- Outdoor lights need electricity unless they are solar-powered. Installations may require an electrician, especially if running new wiring. The lights are then hooked up to a circuit turned on and off by a switch, via motion sensor or through dusk-to-dawn lights that switch on and off automatically.
- Solar power is a great option if available, but most outdoor lighting will need either low voltage (works at 12 volts and uses less energy) or line voltage (works at 120 volts and requires conduit).
- Bulb wattage should be 75-100 watts if in a glass shade. If an exposed bulb, use at least 60 watts.
- Install bulbs with longer lifespans in those hard to reach spots so that you’re not replacing them year after year.
- For overall illumination, like an outdoor dining area, use sconces or fixtures with exposed bulbs. On pathways, use downward-facing fixtures that simply wash the wall and walkway in a guiding light.
- When highlighting architectural features or landscaping, be sure to aim the lights straight up from the ground so that the whole feature can be seen. If not, the item being showcased, a tree for example, may look like a hovering UFO canopy.
- Consider the weather in your area. It doesn’t make sense to have a bunch of landscape lighting as your main source of illumination if it’s buried under snow for most of the winter.
- Should you pay more for LEDs?
- Can last 40,000 hours or 20 years versus two years with halogens
- Higher cost initially, but savings over the long run
- Look for warm-color temperature LEDs (versus the typical cold blue light ones)
- Solar-powered lights all use LEDs and work well for lighting up a garden edge or to enhance light on a walkway but aren’t bright enough to be used alone
Let there be light!
Who knew there could be so much to outdoor lighting? It’s not difficult to plan for and maintain once you know what to expect.
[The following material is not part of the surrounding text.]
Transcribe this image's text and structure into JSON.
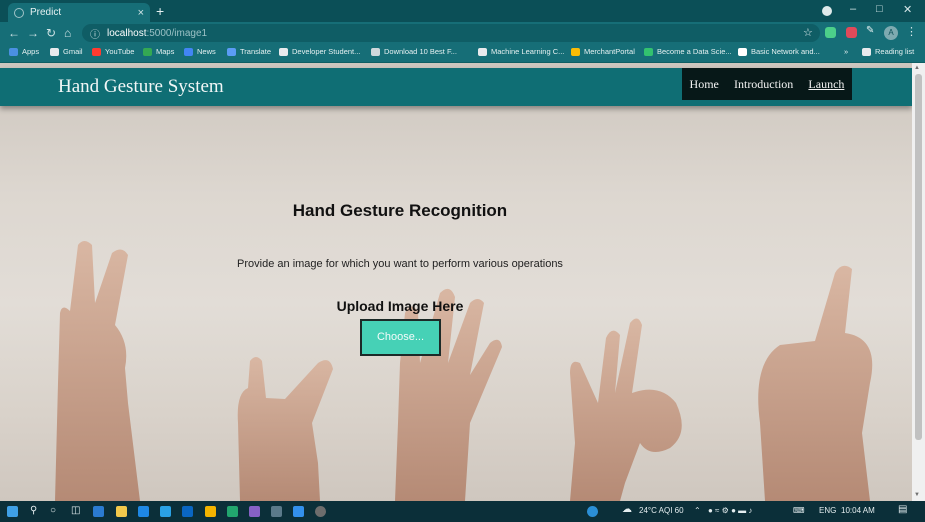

At Modern Bungalow, we’ve got a great selection of outdoor lighting options that will have your home looking radiant year-round!